Threat of the Week – Privileged Accounts

With the annual Queen’s Speech fresh in our minds (which actually involved the words “IP addresses”, so I’m told), our blog this week is going to look at Privileged identities.
Privileged identities are probably some of the most powerful accounts that exist on your network. We all know why they get created; a ‘break-glass’ method of access to your router in case the access control system goes down, a service account so your firewall can query Active Directory for account details and the ever present ‘sys’ or ‘sa’ database credentials are just a few examples.
Often, because of their potential ‘emergency’ uses, these accounts will be widely shared within organisations – providing an all too easy way of anonymously bypassing normal access control restrictions. They’re also often stored locally on devices, which means updating them is hugely time consuming and not undertaken with any useful degree of frequency.
The example of networking kit using Active Directory credentials for identity management brings into focus another problem with these accounts – they’re often created to bridge the various IT ‘silos’ that exist within organisations – and as such fall outside of normal joiner/leaver type account maintenance processes. Simply put, which server admin is going to want to run the risk of disabling the firewall’s service account even if it doesn’t look like it’s been used in months?
What can you do to bring these accounts under control? A good start would be to request an evaluation of the Cyber-Ark Discovery & Audit (DNA) tool that ITC are currently offering. It’s a great utility that will quickly and easily discover and list the privileged accounts in your Active Directory infrastructure – you can request a copy here:
Of course, just knowing that these accounts exist won’t, on its own, reduce the risk to your business. To really reduce risk and improve the security of your information, you need to be proactively managing and monitoring these accounts. The ITC NetSure360° service provides you with a comprehensive set of technologies to address these issues. In conjunction with Cyber-Ark we can offer a full privileged identity management suite – securely protecting and automatically updating these important account details, as well as giving you a full audit trail of their usage. We can also offer leverage of our expertise with Security Incident and Event Management (SIEM) to provide real-time altering on anomalous and suspicious account activity, using advanced event correlation to accurately determine who’s really logging on under the ‘sysadmin’ account.

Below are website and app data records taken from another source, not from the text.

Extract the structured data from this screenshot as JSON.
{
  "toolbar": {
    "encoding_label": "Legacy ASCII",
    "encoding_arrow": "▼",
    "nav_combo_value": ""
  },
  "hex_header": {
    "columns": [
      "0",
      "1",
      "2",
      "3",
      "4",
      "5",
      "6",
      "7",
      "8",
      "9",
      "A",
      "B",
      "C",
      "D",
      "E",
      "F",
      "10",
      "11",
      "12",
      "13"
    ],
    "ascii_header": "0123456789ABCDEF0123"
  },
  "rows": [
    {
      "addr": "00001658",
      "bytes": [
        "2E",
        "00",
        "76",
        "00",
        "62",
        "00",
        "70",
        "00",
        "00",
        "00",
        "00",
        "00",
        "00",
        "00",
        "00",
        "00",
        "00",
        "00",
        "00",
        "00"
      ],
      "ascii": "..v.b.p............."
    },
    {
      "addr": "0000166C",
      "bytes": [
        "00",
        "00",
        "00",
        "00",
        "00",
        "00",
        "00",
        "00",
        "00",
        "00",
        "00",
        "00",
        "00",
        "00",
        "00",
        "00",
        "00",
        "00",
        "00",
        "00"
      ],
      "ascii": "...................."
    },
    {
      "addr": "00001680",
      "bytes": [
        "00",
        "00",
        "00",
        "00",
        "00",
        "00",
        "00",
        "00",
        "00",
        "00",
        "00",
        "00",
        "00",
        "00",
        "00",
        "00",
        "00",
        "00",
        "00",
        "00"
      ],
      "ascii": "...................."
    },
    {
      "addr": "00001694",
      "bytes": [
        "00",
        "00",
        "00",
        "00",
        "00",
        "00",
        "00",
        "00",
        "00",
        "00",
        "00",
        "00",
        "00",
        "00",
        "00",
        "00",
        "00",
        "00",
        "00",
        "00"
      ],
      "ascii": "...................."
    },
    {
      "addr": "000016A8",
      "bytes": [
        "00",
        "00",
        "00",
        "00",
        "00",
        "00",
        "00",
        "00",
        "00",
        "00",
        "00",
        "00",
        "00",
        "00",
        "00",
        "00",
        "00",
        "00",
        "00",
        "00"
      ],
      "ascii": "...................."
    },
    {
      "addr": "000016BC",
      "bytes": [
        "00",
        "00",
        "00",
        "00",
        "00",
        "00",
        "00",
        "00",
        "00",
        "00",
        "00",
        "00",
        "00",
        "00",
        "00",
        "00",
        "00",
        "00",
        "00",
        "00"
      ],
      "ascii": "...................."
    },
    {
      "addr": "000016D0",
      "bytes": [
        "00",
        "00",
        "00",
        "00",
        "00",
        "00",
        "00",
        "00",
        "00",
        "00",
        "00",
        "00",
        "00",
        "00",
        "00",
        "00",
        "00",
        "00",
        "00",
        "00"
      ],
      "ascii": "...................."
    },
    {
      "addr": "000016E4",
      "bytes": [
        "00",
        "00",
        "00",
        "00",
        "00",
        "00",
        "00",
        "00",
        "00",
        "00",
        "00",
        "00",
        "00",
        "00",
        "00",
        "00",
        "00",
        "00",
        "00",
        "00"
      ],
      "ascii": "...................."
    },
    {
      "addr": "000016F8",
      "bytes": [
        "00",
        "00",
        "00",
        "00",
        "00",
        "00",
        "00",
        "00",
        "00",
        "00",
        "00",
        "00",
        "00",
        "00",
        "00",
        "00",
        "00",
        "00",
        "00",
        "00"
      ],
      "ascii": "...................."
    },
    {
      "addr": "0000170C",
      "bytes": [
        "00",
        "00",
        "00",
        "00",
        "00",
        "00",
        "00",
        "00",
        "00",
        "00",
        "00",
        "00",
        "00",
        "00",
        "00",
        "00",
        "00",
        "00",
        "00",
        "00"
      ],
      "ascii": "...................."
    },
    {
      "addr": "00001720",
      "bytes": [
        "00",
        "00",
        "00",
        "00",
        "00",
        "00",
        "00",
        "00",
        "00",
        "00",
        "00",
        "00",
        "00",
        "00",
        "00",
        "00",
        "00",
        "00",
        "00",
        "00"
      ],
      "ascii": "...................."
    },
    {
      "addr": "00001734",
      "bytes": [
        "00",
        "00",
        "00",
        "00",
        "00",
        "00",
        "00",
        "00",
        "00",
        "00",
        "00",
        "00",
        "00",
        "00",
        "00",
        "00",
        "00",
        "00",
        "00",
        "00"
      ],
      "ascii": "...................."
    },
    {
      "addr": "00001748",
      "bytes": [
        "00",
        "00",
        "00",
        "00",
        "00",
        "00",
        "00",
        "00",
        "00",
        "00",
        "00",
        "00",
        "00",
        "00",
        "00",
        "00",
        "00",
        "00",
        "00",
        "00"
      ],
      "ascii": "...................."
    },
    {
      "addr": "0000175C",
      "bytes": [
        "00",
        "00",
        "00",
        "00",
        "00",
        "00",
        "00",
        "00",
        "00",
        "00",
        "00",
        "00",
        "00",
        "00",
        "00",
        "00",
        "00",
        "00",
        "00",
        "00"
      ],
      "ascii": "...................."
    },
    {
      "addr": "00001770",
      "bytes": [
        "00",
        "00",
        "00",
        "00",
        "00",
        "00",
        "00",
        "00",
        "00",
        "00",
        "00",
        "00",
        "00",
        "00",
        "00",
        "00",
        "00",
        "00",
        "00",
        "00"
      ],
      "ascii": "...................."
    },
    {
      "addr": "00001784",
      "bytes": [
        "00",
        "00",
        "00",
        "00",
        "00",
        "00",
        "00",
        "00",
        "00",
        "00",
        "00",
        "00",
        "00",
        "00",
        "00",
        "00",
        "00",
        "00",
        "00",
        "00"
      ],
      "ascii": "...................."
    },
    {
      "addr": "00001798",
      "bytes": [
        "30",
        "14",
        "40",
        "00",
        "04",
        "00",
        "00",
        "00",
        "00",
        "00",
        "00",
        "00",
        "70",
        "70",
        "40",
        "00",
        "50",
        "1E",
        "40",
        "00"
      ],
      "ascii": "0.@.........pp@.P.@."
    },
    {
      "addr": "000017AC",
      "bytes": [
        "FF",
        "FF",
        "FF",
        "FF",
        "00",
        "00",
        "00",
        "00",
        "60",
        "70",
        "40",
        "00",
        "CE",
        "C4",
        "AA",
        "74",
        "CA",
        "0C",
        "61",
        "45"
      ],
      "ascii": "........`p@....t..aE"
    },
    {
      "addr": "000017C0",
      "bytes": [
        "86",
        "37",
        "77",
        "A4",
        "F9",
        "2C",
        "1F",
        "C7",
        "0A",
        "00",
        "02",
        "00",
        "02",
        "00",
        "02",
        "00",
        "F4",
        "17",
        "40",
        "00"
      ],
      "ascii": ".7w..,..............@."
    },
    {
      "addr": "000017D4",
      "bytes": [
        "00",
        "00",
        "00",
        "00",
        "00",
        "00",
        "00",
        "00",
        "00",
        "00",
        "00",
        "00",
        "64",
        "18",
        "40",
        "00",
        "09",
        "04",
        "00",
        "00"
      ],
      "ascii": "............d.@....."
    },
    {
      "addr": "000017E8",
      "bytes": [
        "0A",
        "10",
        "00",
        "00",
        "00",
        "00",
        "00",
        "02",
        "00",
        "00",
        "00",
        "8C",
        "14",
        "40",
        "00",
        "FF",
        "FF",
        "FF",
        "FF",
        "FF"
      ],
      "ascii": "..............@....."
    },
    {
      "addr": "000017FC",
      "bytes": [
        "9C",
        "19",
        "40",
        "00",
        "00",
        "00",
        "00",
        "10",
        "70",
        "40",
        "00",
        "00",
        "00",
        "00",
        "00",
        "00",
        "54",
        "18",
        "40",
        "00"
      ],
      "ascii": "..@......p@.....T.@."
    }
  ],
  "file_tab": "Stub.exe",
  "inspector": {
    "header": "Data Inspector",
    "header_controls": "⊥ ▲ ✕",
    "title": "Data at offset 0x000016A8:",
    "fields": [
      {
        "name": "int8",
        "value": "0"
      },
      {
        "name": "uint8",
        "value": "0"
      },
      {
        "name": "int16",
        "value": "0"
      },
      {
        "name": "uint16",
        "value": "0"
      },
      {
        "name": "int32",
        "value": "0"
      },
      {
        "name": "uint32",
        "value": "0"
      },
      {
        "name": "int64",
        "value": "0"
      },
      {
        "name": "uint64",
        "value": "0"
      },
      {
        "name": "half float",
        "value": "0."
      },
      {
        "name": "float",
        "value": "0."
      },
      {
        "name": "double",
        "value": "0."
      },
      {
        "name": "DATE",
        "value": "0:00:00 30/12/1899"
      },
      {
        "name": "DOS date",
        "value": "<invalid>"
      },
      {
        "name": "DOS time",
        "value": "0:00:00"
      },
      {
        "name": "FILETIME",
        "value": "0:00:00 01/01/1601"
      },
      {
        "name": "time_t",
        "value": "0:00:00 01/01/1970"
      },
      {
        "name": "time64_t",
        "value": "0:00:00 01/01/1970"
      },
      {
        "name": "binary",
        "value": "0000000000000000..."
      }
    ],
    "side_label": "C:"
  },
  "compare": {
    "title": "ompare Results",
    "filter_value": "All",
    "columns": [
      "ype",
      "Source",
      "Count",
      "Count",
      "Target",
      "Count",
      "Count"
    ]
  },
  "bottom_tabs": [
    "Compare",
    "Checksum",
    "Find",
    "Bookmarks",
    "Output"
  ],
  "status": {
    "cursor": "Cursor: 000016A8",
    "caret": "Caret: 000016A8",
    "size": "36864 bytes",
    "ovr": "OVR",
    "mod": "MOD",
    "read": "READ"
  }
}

To learn more about Cyber-Ark DNA and all of the other security solutions ITC Secure Networking has to offer, email us: [email protected] or visit